Tessie when she first arrived ...
... and photographed recently at the shelter
Didi Arias took Tessie into the specialist foster care she needed, although she admitted at the time that it was an act of faith: "Maybe we are fighting a losing battle, but we try when we can and where there is a possibility of light at the end of the tunnel. I may be in for a huge emotional wallop at the end of the care, but anything is worth trying when she's not in any immediate suffering and I think there may be hope."
Didi's fears, while realistic, proved unfounded. Tessie responded wonderfully well to the oldest remedy in the book - a little old-fashioned TLC. She got on well with the other dogs at the house, particularly a Toy Chihuahua called Laptop. To keep her immobile she lived in a small crate which she couldn't climb out of. An Intelligent as well as affectionate little girl, she quickly learned to signal her toilet needs by barking - and sometimes just when she wanted a change of scene! - but quietened down immediately on being told to stop. As her recovery progressed she began to take her boredom out by chewing the bedding, but this was quickly solved by giving her chews and interactive toys to play with.
After six weeks Ellen pronounced Tessie fit enough to move to the next stage - the gradual strengthening of the wasted muscles by a programme of carefully-controlled exercise. She cannot walk far, and cannot step over ledges or go up and down stairs. but she has begun regular walking in a harness to give her full support rather than a collar lead. PAWS had done everything in its power to help Tessie, so she was cleared for a closely-monitored 'special needs' adoption. All that was needed now was the right owner and the right home.
Enter Bonita Peatson who lives in Alicante. Bonita saw Tessie's story on the PAWS website and thought that she was up to the task of owning a special needs dog. So she immediately contacted PAWS and drove all the way down to meet the adoption councillors and Tessie herself.
After a thorough and fruitful discussion Bonita was considered the perfect candidate to adopt this special dog. The paperwork was completed, and Tessie left the shelter for the final time. She not only went to a new home - she arrived with a new name ... Pixie. She also gained a new companion in Gus - although Gus didn't seem too thrilled at first. He had previously been Bonita's only dog, and didn't fancy no longer being the sole centre of attention!
As Tessie she had charmed the socks of everyone at PAWS with her unruffled and amiable nature. It was no different with her Pixie hat on. She clearly thought Gus was wonderful so she set to work weaving her special magic over him, and in no time at all Gus decided she might not be so bad after all!
Gus (left) and Tessie/Pixie, now the best of friends.
"I can´t imagine life without her now," says Bonita. "She has settled in really well. Pixie loves her walks and gets very excited when the lead comes out. She enjoys going to the horse rescue sanctuary where I volunteer and where she gets to meet many new friends, both of the human and four-legged variety."
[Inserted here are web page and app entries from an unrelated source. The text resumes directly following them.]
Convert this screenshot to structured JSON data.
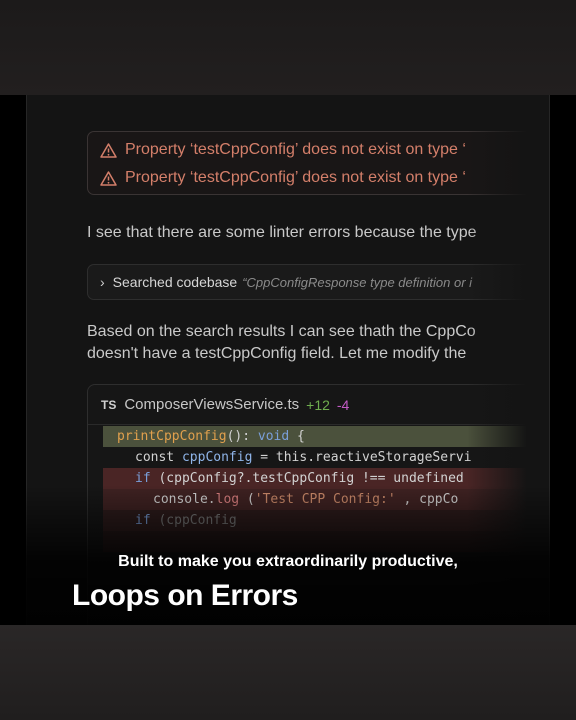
{
  "errors": [
    "Property ‘testCppConfig’ does not exist on type ‘",
    "Property ‘testCppConfig’ does not exist on type ‘"
  ],
  "paragraph1": "I see that there are some linter errors because the type",
  "search": {
    "label": "Searched codebase",
    "query": "“CppConfigResponse type definition or i"
  },
  "paragraph2": {
    "line1": "Based on the search results I can see thath the CppCo",
    "line2": "doesn't have a testCppConfig field. Let me modify the"
  },
  "code": {
    "lang_badge": "TS",
    "filename": "ComposerViewsService.ts",
    "added": "+12",
    "removed": "-4",
    "lines": [
      {
        "fn": "printCppConfig",
        "paren": "(): ",
        "kw": "void",
        "rest": " {"
      },
      {
        "kw": "const ",
        "var": "cppConfig",
        "rest": " = this.reactiveStorageServi"
      },
      {
        "kw": "if ",
        "rest": "(cppConfig?.testCppConfig !== undefined"
      },
      {
        "obj": "console.",
        "method": "log",
        "rest": " (",
        "str": "'Test CPP Config:'",
        "rest2": " , cppCo"
      },
      {
        "kw": "if ",
        "rest": "(cppConfig"
      },
      {
        "rest": ""
      }
    ]
  },
  "caption": {
    "subtitle": "Built to make you extraordinarily productive,",
    "title": "Loops on Errors"
  }
}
Tessie's remarkable recovery has not been achieved by expensive treatment in a medical facility - it has been through skilled care and unlimited kindness, and by Tessie's own amiable nature and a real determination to repond.The same is true of so many of the dogs PAWS deals with. As Lonneke, one of our volunteers visiting from abroad remarked: "It is almost unbelievable that animals so damaged by cruelty, neglect and abandonment can still be so confident, and give so much love back when you care for them."